Faulty software tells Brits they’re owed tax refunds

HM Revenue & Customs was at the centre of fresh controversy after it emerged that its computer system was telling people they were owed five-figure tax refunds.

The error was uncovered by chartered accountants Blick Rothenberg which noticed a note on the self-assessment account of one of its clients stating that a refund was due. The group then checked the accounts of all of its clients and found that in every case HMRC was saying it owed them sums of between a few pounds and £24,000.

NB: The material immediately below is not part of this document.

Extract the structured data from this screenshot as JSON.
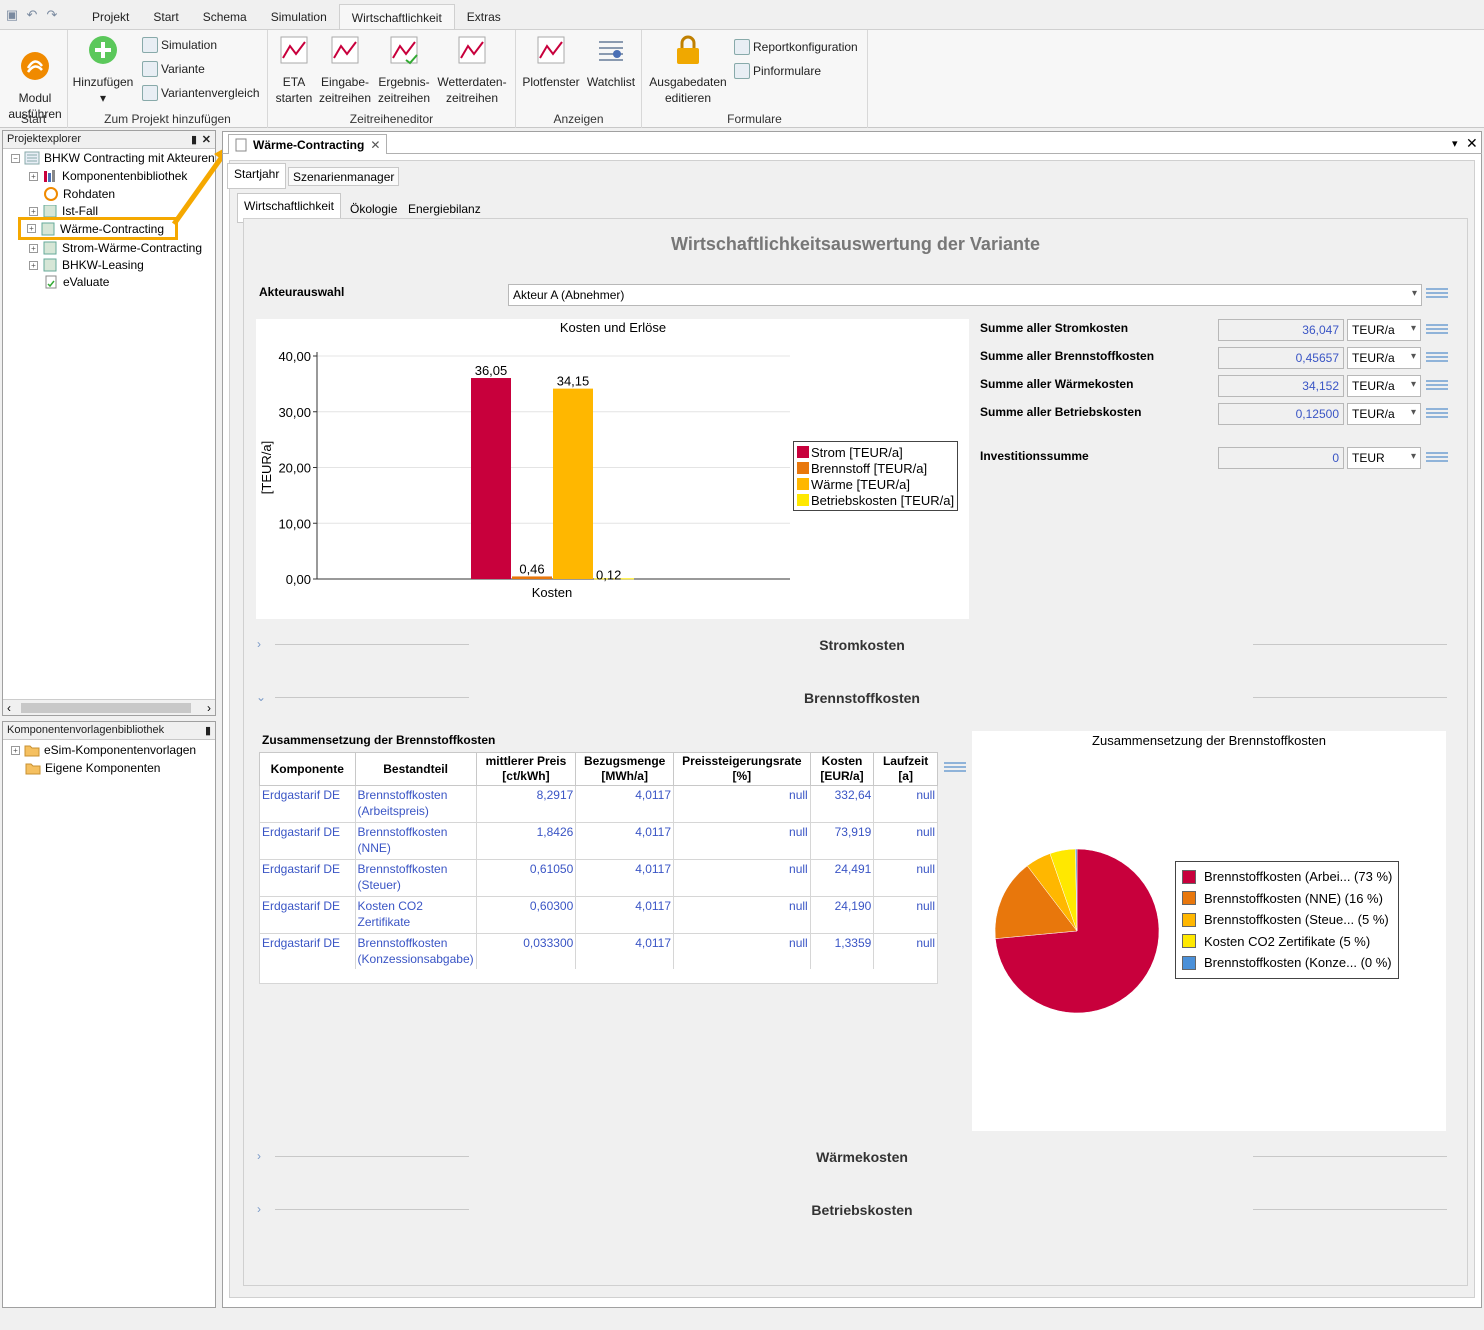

Frank Nash, tax partner at Blick Rothenberg, said: “HMRC’s online system for self-assessment was down a couple of days ago. It was resurrected and when we went on to it to look at our clients’ statements of account to tell them what their current tax situation was, we noticed that everybody was due a repayment.”

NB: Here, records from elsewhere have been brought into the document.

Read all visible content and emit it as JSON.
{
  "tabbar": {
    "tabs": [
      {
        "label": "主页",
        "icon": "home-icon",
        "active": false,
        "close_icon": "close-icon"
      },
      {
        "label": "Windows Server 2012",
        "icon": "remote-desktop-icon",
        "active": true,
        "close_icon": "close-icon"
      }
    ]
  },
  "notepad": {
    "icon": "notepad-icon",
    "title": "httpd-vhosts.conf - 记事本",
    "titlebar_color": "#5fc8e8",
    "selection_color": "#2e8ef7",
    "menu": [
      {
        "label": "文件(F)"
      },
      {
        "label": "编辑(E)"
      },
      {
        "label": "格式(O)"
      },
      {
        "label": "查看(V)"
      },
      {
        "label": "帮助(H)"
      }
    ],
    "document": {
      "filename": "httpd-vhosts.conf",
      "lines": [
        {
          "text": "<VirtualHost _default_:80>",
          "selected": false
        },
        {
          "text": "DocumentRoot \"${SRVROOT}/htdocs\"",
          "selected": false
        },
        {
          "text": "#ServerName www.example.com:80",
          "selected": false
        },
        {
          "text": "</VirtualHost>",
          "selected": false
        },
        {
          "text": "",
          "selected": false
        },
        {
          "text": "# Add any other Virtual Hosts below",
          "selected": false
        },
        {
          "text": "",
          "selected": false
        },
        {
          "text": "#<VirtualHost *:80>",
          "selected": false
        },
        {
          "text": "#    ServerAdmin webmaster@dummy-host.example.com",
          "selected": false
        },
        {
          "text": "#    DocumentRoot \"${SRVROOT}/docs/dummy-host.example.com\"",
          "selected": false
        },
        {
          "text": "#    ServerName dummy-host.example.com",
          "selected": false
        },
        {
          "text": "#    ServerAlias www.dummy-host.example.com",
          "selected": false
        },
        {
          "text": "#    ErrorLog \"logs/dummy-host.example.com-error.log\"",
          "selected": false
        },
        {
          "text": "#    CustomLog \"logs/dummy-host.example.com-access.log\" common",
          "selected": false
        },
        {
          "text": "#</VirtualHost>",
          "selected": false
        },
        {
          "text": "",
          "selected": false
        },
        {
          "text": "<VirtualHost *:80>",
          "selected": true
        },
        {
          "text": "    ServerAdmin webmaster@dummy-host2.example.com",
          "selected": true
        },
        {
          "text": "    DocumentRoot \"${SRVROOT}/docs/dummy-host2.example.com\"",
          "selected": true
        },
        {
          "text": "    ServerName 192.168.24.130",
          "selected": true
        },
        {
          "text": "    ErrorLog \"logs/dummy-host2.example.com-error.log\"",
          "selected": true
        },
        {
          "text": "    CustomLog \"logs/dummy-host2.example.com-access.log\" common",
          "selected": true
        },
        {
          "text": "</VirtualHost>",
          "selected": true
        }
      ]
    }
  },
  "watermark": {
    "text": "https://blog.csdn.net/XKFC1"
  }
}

He said that it was not an isolated incident, as the group had spoken to other tax firms, and all of their clients were told that they were due a refund too. He added that the firm knew it was an error as they knew what their clients were due to pay, and they were not owed refunds…

He also said the error might mean that people who were genuinely owed money by HMRC could have to wait for longer before they received their refund. The situation is also likely to cause confusion among self-assessment taxpayers who do not have an accountant…

The problem came to light as it was disclosed that HMRC more than tripled the pay of a key architect of its controversial new PAYE system to stop him walking out at a crucial moment.

A package worth £600,000 a year pro rata was agreed to keep Deepak Singh as acting chief information officer (CIO) for an extra three months after he failed to land the post permanently.

To further sweeten the deal keeping him on for the three months, the government paid £19,200 to help him find a new job after the temporary cover had finished.